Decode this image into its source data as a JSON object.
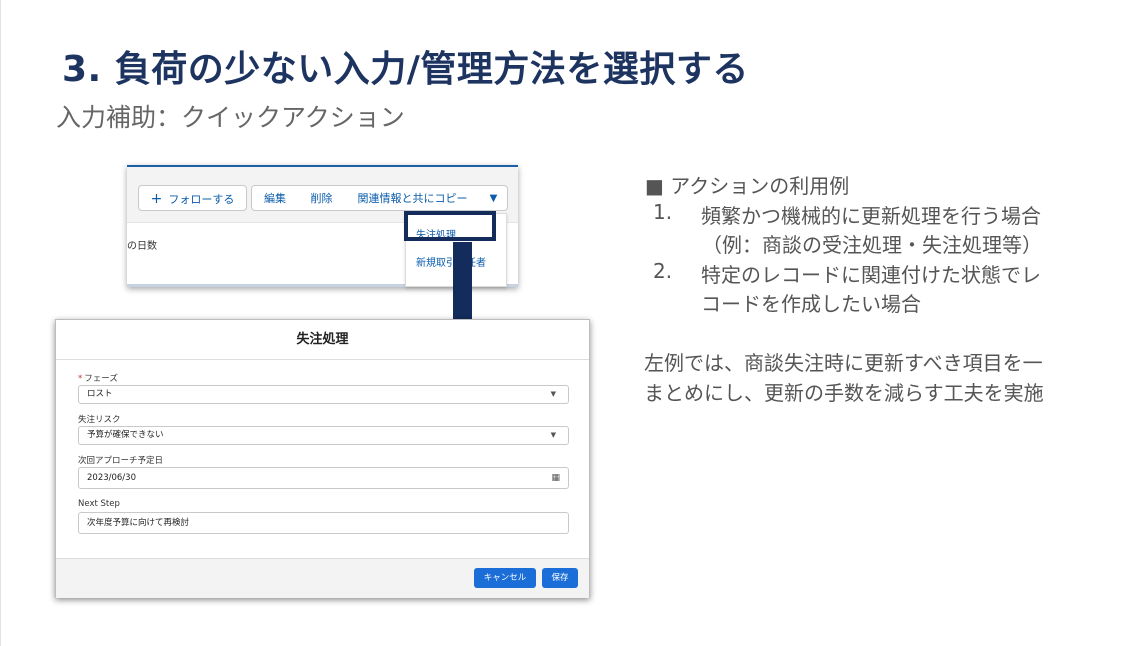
{
  "slide": {
    "title": "3. 負荷の少ない入力/管理方法を選択する",
    "subtitle": "入力補助：クイックアクション"
  },
  "action_bar": {
    "follow_label": "フォローする",
    "edit_label": "編集",
    "delete_label": "削除",
    "copy_label": "関連情報と共にコピー",
    "more_icon": "chevron-down-icon",
    "side_text": "の日数",
    "dropdown_items": [
      "失注処理",
      "新規取引責任者"
    ]
  },
  "modal": {
    "title": "失注処理",
    "fields": [
      {
        "label": "フェーズ",
        "required": true,
        "value": "ロスト",
        "control": "select"
      },
      {
        "label": "失注リスク",
        "required": false,
        "value": "予算が確保できない",
        "control": "select"
      },
      {
        "label": "次回アプローチ予定日",
        "required": false,
        "value": "2023/06/30",
        "control": "date"
      },
      {
        "label": "Next Step",
        "required": false,
        "value": "次年度予算に向けて再検討",
        "control": "text"
      }
    ],
    "required_mark": "*",
    "cancel_label": "キャンセル",
    "save_label": "保存"
  },
  "explanation": {
    "heading": "■ アクションの利用例",
    "items": [
      {
        "num": "1.",
        "lines": [
          "頻繁かつ機械的に更新処理を行う場合",
          "（例：商談の受注処理・失注処理等）"
        ]
      },
      {
        "num": "2.",
        "lines": [
          "特定のレコードに関連付けた状態でレ",
          "コードを作成したい場合"
        ]
      }
    ],
    "note_lines": [
      "左例では、商談失注時に更新すべき項目を一",
      "まとめにし、更新の手数を減らす工夫を実施"
    ]
  },
  "colors": {
    "title": "#1d3461",
    "arrow": "#142c5c",
    "link": "#0b5cab",
    "brand_button": "#1b6ed8"
  }
}
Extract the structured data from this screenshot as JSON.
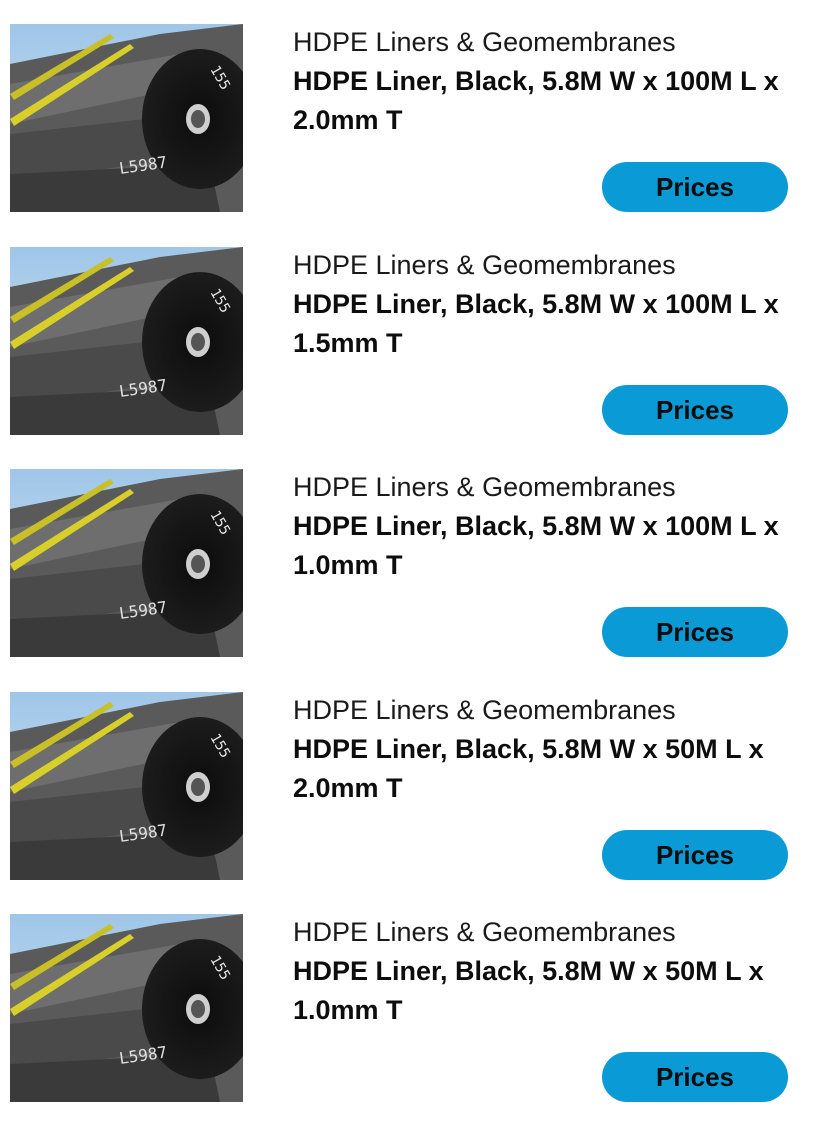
{
  "products": [
    {
      "category": "HDPE Liners & Geomembranes",
      "title": "HDPE Liner, Black, 5.8M W x 100M L x 2.0mm T",
      "button_label": "Prices",
      "image_icon": "hdpe-liner-rolls-photo"
    },
    {
      "category": "HDPE Liners & Geomembranes",
      "title": "HDPE Liner, Black, 5.8M W x 100M L x 1.5mm T",
      "button_label": "Prices",
      "image_icon": "hdpe-liner-rolls-photo"
    },
    {
      "category": "HDPE Liners & Geomembranes",
      "title": "HDPE Liner, Black, 5.8M W x 100M L x 1.0mm T",
      "button_label": "Prices",
      "image_icon": "hdpe-liner-rolls-photo"
    },
    {
      "category": "HDPE Liners & Geomembranes",
      "title": "HDPE Liner, Black, 5.8M W x 50M L x 2.0mm T",
      "button_label": "Prices",
      "image_icon": "hdpe-liner-rolls-photo"
    },
    {
      "category": "HDPE Liners & Geomembranes",
      "title": "HDPE Liner, Black, 5.8M W x 50M L x 1.0mm T",
      "button_label": "Prices",
      "image_icon": "hdpe-liner-rolls-photo"
    }
  ],
  "colors": {
    "button_background": "#0a9ad6",
    "button_text": "#0d0d0d",
    "text": "#111111"
  }
}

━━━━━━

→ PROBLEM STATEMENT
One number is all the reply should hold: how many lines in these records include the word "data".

→ ANSWER TO THE EXERCISE
2